# [What you are asked to do]
Below is a listing; copy all of it exactly.

# [Records for this exercise]
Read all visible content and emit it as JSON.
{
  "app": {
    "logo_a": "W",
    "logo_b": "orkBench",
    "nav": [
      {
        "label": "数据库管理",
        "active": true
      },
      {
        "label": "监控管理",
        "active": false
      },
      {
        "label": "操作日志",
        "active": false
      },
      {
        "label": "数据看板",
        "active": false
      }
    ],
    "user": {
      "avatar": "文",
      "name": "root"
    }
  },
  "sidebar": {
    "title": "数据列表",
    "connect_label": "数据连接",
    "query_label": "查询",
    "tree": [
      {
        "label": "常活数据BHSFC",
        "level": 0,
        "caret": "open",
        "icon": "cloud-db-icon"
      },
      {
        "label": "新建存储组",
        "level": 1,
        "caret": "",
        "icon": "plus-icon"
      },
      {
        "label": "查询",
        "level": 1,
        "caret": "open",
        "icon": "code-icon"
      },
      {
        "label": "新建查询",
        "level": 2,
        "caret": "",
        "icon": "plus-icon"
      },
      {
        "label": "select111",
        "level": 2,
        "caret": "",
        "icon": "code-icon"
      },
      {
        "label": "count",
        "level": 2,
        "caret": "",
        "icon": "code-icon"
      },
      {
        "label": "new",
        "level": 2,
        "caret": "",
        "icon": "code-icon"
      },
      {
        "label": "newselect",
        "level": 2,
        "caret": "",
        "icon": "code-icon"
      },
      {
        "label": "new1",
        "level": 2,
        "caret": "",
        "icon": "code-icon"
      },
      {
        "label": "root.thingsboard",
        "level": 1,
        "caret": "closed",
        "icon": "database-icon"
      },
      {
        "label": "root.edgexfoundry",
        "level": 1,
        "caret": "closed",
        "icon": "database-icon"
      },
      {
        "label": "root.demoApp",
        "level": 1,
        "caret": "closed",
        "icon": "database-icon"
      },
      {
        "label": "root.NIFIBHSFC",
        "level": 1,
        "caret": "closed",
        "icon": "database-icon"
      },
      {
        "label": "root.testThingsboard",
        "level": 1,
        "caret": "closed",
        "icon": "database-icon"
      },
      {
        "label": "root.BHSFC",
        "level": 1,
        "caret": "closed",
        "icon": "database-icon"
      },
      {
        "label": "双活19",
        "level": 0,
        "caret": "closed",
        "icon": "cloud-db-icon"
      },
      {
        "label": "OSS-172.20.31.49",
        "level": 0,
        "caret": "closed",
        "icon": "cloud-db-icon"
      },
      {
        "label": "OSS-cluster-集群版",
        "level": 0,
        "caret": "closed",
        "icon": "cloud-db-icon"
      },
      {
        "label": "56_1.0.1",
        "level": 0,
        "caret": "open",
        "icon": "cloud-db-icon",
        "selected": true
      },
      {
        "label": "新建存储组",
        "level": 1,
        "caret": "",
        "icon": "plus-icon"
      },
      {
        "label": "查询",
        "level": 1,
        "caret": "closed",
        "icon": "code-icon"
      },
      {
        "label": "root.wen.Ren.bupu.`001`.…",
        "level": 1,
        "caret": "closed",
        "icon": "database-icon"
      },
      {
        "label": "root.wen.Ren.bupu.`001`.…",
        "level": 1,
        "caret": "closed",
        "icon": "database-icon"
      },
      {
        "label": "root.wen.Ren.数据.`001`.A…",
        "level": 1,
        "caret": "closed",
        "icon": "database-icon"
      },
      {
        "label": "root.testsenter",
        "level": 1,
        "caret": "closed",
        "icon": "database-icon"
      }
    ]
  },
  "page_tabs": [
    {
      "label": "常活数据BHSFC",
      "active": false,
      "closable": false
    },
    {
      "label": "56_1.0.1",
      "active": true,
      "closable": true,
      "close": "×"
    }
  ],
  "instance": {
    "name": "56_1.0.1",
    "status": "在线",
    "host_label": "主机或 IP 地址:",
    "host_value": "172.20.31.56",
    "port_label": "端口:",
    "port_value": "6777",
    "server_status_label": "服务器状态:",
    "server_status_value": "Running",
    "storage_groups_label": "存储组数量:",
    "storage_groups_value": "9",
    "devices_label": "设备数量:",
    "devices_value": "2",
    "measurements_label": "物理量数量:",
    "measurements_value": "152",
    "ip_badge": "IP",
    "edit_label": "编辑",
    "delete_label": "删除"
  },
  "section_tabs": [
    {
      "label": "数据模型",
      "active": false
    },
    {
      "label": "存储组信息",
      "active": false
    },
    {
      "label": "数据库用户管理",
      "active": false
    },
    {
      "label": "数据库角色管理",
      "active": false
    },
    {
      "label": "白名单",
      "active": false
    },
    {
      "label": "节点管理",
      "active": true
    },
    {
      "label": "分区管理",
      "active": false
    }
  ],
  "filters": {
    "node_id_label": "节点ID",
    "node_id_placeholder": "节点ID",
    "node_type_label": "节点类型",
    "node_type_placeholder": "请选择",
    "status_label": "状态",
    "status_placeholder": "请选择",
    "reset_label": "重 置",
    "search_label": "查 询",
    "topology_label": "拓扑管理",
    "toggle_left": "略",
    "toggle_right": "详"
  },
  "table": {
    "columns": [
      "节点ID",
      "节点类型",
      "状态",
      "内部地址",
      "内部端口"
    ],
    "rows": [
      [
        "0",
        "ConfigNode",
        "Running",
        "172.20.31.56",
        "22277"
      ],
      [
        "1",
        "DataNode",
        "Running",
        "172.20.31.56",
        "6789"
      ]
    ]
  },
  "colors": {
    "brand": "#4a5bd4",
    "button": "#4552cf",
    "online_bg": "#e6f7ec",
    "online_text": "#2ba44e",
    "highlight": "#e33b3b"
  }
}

# [Output of the exercise]
Read all visible content and emit it as JSON.
{
  "app": {
    "logo_a": "W",
    "logo_b": "orkBench",
    "nav": [
      {
        "label": "数据库管理",
        "active": true
      },
      {
        "label": "监控管理",
        "active": false
      },
      {
        "label": "操作日志",
        "active": false
      },
      {
        "label": "数据看板",
        "active": false
      }
    ],
    "user": {
      "avatar": "文",
      "name": "root"
    }
  },
  "sidebar": {
    "title": "数据列表",
    "connect_label": "数据连接",
    "query_label": "查询",
    "tree": [
      {
        "label": "常活数据BHSFC",
        "level": 0,
        "caret": "open",
        "icon": "cloud-db-icon"
      },
      {
        "label": "新建存储组",
        "level": 1,
        "caret": "",
        "icon": "plus-icon"
      },
      {
        "label": "查询",
        "level": 1,
        "caret": "open",
        "icon": "code-icon"
      },
      {
        "label": "新建查询",
        "level": 2,
        "caret": "",
        "icon": "plus-icon"
      },
      {
        "label": "select111",
        "level": 2,
        "caret": "",
        "icon": "code-icon"
      },
      {
        "label": "count",
        "level": 2,
        "caret": "",
        "icon": "code-icon"
      },
      {
        "label": "new",
        "level": 2,
        "caret": "",
        "icon": "code-icon"
      },
      {
        "label": "newselect",
        "level": 2,
        "caret": "",
        "icon": "code-icon"
      },
      {
        "label": "new1",
        "level": 2,
        "caret": "",
        "icon": "code-icon"
      },
      {
        "label": "root.thingsboard",
        "level": 1,
        "caret": "closed",
        "icon": "database-icon"
      },
      {
        "label": "root.edgexfoundry",
        "level": 1,
        "caret": "closed",
        "icon": "database-icon"
      },
      {
        "label": "root.demoApp",
        "level": 1,
        "caret": "closed",
        "icon": "database-icon"
      },
      {
        "label": "root.NIFIBHSFC",
        "level": 1,
        "caret": "closed",
        "icon": "database-icon"
      },
      {
        "label": "root.testThingsboard",
        "level": 1,
        "caret": "closed",
        "icon": "database-icon"
      },
      {
        "label": "root.BHSFC",
        "level": 1,
        "caret": "closed",
        "icon": "database-icon"
      },
      {
        "label": "双活19",
        "level": 0,
        "caret": "closed",
        "icon": "cloud-db-icon"
      },
      {
        "label": "OSS-172.20.31.49",
        "level": 0,
        "caret": "closed",
        "icon": "cloud-db-icon"
      },
      {
        "label": "OSS-cluster-集群版",
        "level": 0,
        "caret": "closed",
        "icon": "cloud-db-icon"
      },
      {
        "label": "56_1.0.1",
        "level": 0,
        "caret": "open",
        "icon": "cloud-db-icon",
        "selected": true
      },
      {
        "label": "新建存储组",
        "level": 1,
        "caret": "",
        "icon": "plus-icon"
      },
      {
        "label": "查询",
        "level": 1,
        "caret": "closed",
        "icon": "code-icon"
      },
      {
        "label": "root.wen.Ren.bupu.`001`.…",
        "level": 1,
        "caret": "closed",
        "icon": "database-icon"
      },
      {
        "label": "root.wen.Ren.bupu.`001`.…",
        "level": 1,
        "caret": "closed",
        "icon": "database-icon"
      },
      {
        "label": "root.wen.Ren.数据.`001`.A…",
        "level": 1,
        "caret": "closed",
        "icon": "database-icon"
      },
      {
        "label": "root.testsenter",
        "level": 1,
        "caret": "closed",
        "icon": "database-icon"
      }
    ]
  },
  "page_tabs": [
    {
      "label": "常活数据BHSFC",
      "active": false,
      "closable": false
    },
    {
      "label": "56_1.0.1",
      "active": true,
      "closable": true,
      "close": "×"
    }
  ],
  "instance": {
    "name": "56_1.0.1",
    "status": "在线",
    "host_label": "主机或 IP 地址:",
    "host_value": "172.20.31.56",
    "port_label": "端口:",
    "port_value": "6777",
    "server_status_label": "服务器状态:",
    "server_status_value": "Running",
    "storage_groups_label": "存储组数量:",
    "storage_groups_value": "9",
    "devices_label": "设备数量:",
    "devices_value": "2",
    "measurements_label": "物理量数量:",
    "measurements_value": "152",
    "ip_badge": "IP",
    "edit_label": "编辑",
    "delete_label": "删除"
  },
  "section_tabs": [
    {
      "label": "数据模型",
      "active": false
    },
    {
      "label": "存储组信息",
      "active": false
    },
    {
      "label": "数据库用户管理",
      "active": false
    },
    {
      "label": "数据库角色管理",
      "active": false
    },
    {
      "label": "白名单",
      "active": false
    },
    {
      "label": "节点管理",
      "active": true
    },
    {
      "label": "分区管理",
      "active": false
    }
  ],
  "filters": {
    "node_id_label": "节点ID",
    "node_id_placeholder": "节点ID",
    "node_type_label": "节点类型",
    "node_type_placeholder": "请选择",
    "status_label": "状态",
    "status_placeholder": "请选择",
    "reset_label": "重 置",
    "search_label": "查 询",
    "topology_label": "拓扑管理",
    "toggle_left": "略",
    "toggle_right": "详"
  },
  "table": {
    "columns": [
      "节点ID",
      "节点类型",
      "状态",
      "内部地址",
      "内部端口"
    ],
    "rows": [
      [
        "0",
        "ConfigNode",
        "Running",
        "172.20.31.56",
        "22277"
      ],
      [
        "1",
        "DataNode",
        "Running",
        "172.20.31.56",
        "6789"
      ]
    ]
  },
  "colors": {
    "brand": "#4a5bd4",
    "button": "#4552cf",
    "online_bg": "#e6f7ec",
    "online_text": "#2ba44e",
    "highlight": "#e33b3b"
  }
}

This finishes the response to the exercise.